* PROBLEM DETAILS: The response must reproduce exactly every line of the material below holding the word "title".

* RECORD SET:
::::
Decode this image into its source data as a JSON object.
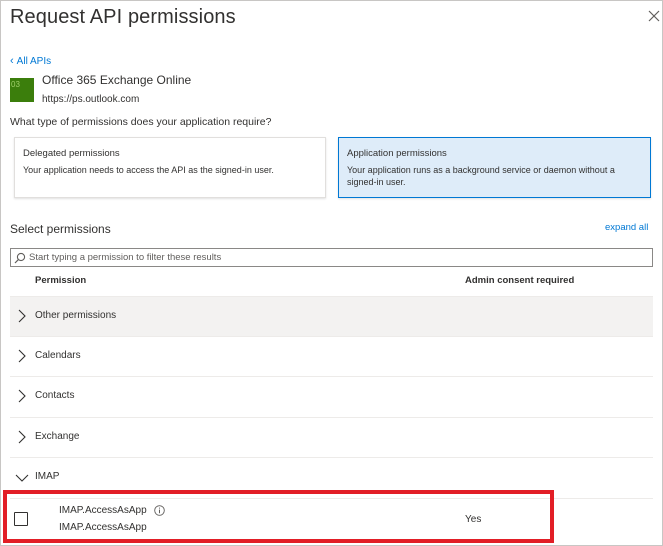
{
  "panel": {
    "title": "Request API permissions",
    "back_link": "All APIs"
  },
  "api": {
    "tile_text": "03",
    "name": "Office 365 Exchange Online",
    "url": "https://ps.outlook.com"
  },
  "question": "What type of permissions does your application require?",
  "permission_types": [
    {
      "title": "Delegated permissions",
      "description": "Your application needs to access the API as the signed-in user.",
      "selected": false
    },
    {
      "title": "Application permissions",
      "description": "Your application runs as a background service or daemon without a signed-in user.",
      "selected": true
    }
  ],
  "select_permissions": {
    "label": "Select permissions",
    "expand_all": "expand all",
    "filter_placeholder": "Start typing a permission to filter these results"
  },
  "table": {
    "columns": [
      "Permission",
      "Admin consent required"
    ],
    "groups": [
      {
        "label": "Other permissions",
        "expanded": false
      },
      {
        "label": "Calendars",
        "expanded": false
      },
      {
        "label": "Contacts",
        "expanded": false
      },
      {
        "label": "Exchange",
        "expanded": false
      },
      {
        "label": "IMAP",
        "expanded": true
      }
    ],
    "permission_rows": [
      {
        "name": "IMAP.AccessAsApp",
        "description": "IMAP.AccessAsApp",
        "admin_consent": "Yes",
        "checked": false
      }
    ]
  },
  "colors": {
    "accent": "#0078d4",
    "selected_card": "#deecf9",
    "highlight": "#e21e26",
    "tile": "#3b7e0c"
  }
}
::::
* TASK RESPONSE:
    "title": "Request API permissions",
      "title": "Delegated permissions",
      "title": "Application permissions",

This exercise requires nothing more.